      That’s only anecdotal evidence. But I see a slice of the working class who would take a couple months to find more suitable work or even more productive work, if given the wiggle room to explore those opportunities.

      If anything, tying things like pensions and health coverage to employers is highly burdensome in the amount of friction it adds to the market.

      A mobile workforce, and one that can afford a couple months to find an employer more suited to their goals and needs, would actually be superior from an efficient-allocation-of-resources point of view.Report

      • Avatar Brandon Berg says:

        The problem is, this doesn’t even rise to the level of anecdotal evidence, because you don’t know for sure what your father would have done under different circumstances.
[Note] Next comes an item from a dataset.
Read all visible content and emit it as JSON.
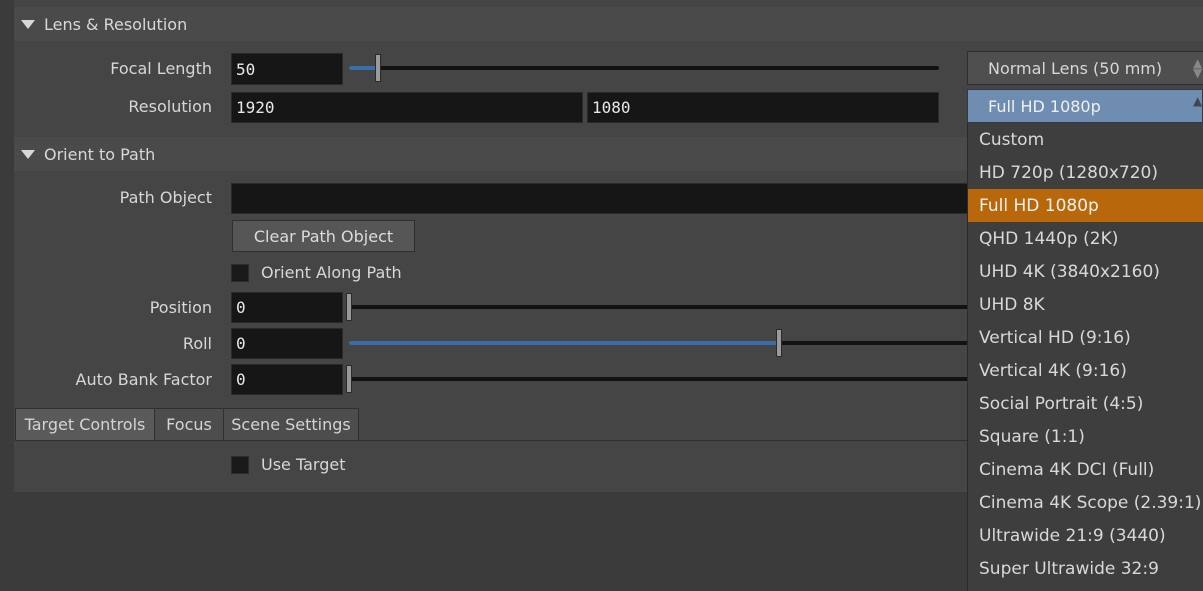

Maybe he would have quit his job and gone on to do something great, but nothing kills good intentions like opportunity. It’s not even clear from your story why he couldn’t get some other job that offered health insurance.

        Now, I’m sure that there is actual anecdotal evidence out there. But there are two countervailing effects. One is the one that you mention. The other is that a lot of people, given a chance to take it easy, will do just that. Even with the best of intentions, it can be hard to find and keep a good full-time job without the financial and social pressure to do so.

        There’s no rational basis on which to assert a priori that one particular effect dominates the other.Report

  8. “Jobs are great, but welfare should be used to thwart the inherent economic uncertainty of a capitalistic, global society. People should not lose their insurance just because they’ve lost their job. Universal healthcare would go a long way toward allowing people to be more independent, more entrepreneurial, and less risk-averse in their private ambitions.”

    I think the goal here is good but I would structure it a bit differently. I would simplify health coverage so the average person doesn’t need an HR department to translate for them. I would then separate health insurance from employment for portability and to prevent loss of coverage when moving between jobs. Finally i would have the fed provide gap subsidies for the unemployed so they can keep their plans.Report